OBAMA’S CANADA VISIT ‘GOOD
NEWS’ FOR FILIPINO-CANADIANS
By Alex P. Vidal
TORONTO, Canada — Filipino-Canadians here hailed the Feb. 19 first foreign visit of US President Barack Obama in Ottawa saying “it created a sense of buoyancy, an uplifting of mood, and that’s always good in terms of economy.”
Celestino Miranda, whose father in Aklan, Philippines is among the beneficiary of the Filipino veterans equity law in the stimulus bill recently signed into law by Mr. Obama, said the President’s visit in Canada is expected to spur employment opportunities because of the reopening of the North American Free Trade Agreement (NAFTA) which will benefit both the United States and Canada.
Miranda, a financial analyst, said since both countries are each other’s “best customers”, both countries “build things together and some imports can cross the border many times during the production process.”
“Almost one quarter of the merchandise trade is in autos, trucks and parts and many Filipinos who lost their jobs last year due to recession are expected to rebound this year,” Miranda said.
Cristobal Palacios, an engineer, meanwhile, said Canada is the largest export market for 36 of the 50 states. More than $1 million a minute in business crossed the border, he said.
Palacios said many Filipino skilled workers will be benefited as jobs will return once the NAFTA will reopen.
Filipinos here also credited Obama now that the “infamous” Rescission Act of 1946 may has been rescinded with the passing of the stimulus bill that will benefit the Filipino veterans equity provision.
There were approximately 430,000 Filipino WW II veterans who were slated to receive US military benefits (health care, G.I. Bill of Rights, pension, vocational rehabilitation etc) when this bill removing those benefits was approved by the US Congress on February 18, 1946, political analyst Rodel Rodis reported earlier.
He said before signing the bill into law, President Harry Truman declared that “the passage and approval of this legislation does not release the US from its moral obligation to provide for the heroic Philippine veterans who sacrificed so much for the common cause during the war.”
In a news conference with Canadian Prime Minister Stephen Harper, Mr. Obama acknowledged that he has said NAFTA does too little to protect U.S. workers and the environment. Canada, the United State’s largest trading partner, is leery of changes to the deal.
Robust trade helps both nations, Obama said.
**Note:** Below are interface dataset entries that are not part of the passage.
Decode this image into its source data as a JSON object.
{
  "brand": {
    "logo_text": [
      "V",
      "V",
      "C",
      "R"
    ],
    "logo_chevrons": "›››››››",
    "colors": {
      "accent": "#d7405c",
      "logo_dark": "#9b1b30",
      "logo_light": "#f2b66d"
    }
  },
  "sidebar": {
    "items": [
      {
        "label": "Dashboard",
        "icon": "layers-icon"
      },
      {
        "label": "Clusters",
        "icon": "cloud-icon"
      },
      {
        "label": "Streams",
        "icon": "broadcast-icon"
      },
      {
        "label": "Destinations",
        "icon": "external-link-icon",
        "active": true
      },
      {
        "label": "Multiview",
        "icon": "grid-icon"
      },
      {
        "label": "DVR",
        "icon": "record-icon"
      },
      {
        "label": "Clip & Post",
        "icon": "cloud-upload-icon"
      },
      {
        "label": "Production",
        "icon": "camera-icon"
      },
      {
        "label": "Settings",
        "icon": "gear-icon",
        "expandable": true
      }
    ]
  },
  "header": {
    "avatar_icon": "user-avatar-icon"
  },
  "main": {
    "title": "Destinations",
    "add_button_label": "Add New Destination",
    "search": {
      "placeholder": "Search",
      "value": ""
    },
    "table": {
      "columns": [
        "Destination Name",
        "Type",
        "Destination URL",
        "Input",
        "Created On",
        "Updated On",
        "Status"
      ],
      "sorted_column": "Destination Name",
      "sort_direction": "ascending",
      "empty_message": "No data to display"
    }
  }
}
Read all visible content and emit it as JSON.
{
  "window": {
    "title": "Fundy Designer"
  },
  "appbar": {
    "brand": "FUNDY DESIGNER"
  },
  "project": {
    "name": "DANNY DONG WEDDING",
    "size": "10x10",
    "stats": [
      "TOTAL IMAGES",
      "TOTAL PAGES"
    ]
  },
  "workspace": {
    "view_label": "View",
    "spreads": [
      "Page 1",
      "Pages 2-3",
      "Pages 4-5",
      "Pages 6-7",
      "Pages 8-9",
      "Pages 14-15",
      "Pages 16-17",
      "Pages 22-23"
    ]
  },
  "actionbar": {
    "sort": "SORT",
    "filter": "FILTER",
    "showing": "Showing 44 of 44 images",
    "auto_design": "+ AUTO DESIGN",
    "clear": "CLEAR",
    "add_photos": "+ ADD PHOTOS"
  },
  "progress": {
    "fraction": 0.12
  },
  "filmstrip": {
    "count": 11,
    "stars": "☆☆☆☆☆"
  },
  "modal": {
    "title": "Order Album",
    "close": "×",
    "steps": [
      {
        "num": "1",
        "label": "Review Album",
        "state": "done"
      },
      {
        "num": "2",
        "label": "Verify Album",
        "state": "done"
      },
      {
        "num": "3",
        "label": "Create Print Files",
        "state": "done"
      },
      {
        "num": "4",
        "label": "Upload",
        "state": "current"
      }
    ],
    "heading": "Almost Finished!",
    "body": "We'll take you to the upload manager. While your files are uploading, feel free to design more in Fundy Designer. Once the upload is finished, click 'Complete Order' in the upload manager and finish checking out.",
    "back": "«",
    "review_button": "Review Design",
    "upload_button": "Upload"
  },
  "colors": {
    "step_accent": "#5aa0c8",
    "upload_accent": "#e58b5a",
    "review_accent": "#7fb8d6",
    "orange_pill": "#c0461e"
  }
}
Noting that NAFTA has side agreements on labor and the environment, he added: “If those side agreements mean anything, then they might as well be incorporated into the main body of the agreements so that they can be effectively enforced.”
He said he hopes there eventually will be a way to do so “that is not disruptive to the extraordinarily important trade relationships” between the two nations.
Both leaders said that as economies around the world face challenges, it’s important for the U.S. and others to resist calls for protectionism.